* WHAT THIS TASK INVOLVES: I would like every line of the records below that contains the word "kind" copied.

BEGIN RECORDS

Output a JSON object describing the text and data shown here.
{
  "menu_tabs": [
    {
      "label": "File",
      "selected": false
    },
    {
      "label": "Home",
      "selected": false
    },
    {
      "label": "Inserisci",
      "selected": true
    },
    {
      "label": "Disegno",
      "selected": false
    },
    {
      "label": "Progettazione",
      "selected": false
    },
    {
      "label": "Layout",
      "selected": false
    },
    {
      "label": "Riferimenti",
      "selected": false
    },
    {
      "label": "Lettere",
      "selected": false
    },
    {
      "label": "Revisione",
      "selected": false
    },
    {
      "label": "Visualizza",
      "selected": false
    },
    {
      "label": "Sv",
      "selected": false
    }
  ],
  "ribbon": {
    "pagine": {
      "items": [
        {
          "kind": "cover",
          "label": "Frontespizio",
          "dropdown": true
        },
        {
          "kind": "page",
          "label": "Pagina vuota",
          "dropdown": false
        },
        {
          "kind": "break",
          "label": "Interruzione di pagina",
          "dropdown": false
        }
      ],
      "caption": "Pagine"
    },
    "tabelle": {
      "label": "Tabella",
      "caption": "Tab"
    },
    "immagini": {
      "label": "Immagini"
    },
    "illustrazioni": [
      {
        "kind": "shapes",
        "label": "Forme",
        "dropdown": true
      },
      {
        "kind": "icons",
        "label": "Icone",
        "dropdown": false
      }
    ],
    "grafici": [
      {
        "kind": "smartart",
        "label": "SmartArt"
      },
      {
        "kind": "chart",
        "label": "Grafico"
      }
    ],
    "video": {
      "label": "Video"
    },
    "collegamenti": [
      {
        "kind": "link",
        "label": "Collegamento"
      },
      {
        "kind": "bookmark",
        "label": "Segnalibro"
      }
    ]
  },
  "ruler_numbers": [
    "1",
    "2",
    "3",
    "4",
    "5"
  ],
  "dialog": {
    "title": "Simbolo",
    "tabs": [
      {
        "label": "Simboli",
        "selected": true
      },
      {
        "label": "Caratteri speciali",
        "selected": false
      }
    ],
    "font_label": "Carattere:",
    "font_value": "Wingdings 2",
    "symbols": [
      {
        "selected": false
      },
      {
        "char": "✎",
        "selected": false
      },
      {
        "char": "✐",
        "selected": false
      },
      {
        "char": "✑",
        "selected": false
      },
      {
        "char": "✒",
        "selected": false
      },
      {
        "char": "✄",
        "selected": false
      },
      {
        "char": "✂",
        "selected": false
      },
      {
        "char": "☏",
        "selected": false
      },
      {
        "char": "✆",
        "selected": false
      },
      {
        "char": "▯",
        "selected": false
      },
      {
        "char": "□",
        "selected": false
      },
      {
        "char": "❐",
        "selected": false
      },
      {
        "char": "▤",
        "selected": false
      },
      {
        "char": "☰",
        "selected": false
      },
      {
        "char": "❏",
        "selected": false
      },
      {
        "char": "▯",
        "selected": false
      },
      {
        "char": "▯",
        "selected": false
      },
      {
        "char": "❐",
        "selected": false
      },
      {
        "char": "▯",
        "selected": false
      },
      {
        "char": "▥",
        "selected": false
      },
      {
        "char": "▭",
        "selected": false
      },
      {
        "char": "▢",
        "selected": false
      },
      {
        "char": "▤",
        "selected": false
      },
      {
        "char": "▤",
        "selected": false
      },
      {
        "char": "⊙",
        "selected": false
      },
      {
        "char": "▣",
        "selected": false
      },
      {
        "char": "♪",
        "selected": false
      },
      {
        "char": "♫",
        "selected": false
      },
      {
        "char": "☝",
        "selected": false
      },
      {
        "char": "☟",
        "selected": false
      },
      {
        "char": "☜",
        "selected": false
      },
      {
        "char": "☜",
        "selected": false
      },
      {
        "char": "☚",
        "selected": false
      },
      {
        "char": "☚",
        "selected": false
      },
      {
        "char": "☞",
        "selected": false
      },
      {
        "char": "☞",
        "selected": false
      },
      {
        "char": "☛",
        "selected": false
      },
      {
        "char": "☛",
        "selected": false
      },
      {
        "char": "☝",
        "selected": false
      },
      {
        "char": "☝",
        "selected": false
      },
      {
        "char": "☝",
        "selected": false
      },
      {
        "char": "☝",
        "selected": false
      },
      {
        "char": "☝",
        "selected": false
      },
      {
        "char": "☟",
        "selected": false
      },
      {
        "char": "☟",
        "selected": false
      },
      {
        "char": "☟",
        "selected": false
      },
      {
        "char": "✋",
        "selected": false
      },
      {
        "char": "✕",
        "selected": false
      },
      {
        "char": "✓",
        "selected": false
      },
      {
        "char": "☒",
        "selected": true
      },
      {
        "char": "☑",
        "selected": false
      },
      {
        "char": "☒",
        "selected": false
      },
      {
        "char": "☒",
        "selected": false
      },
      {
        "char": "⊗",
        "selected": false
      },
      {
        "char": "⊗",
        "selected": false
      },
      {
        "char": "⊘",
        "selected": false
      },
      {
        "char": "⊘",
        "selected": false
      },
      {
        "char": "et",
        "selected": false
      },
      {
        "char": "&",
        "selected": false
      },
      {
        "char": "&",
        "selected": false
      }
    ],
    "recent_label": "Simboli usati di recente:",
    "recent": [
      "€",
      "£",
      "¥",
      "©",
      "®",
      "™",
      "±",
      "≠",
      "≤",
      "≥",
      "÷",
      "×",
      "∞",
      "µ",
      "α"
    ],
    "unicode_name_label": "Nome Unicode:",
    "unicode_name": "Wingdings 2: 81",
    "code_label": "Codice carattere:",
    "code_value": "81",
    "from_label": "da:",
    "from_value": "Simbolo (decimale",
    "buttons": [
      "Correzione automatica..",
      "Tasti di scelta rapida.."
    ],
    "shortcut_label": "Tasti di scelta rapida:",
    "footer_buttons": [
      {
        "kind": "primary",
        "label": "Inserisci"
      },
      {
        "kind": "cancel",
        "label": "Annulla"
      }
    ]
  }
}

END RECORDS

* COMPLETED EXERCISE:
          "kind": "cover",
          "kind": "page",
          "kind": "break",
        "kind": "shapes",
        "kind": "icons",
        "kind": "smartart",
        "kind": "chart",
        "kind": "link",
        "kind": "bookmark",
        "kind": "primary",
        "kind": "cancel",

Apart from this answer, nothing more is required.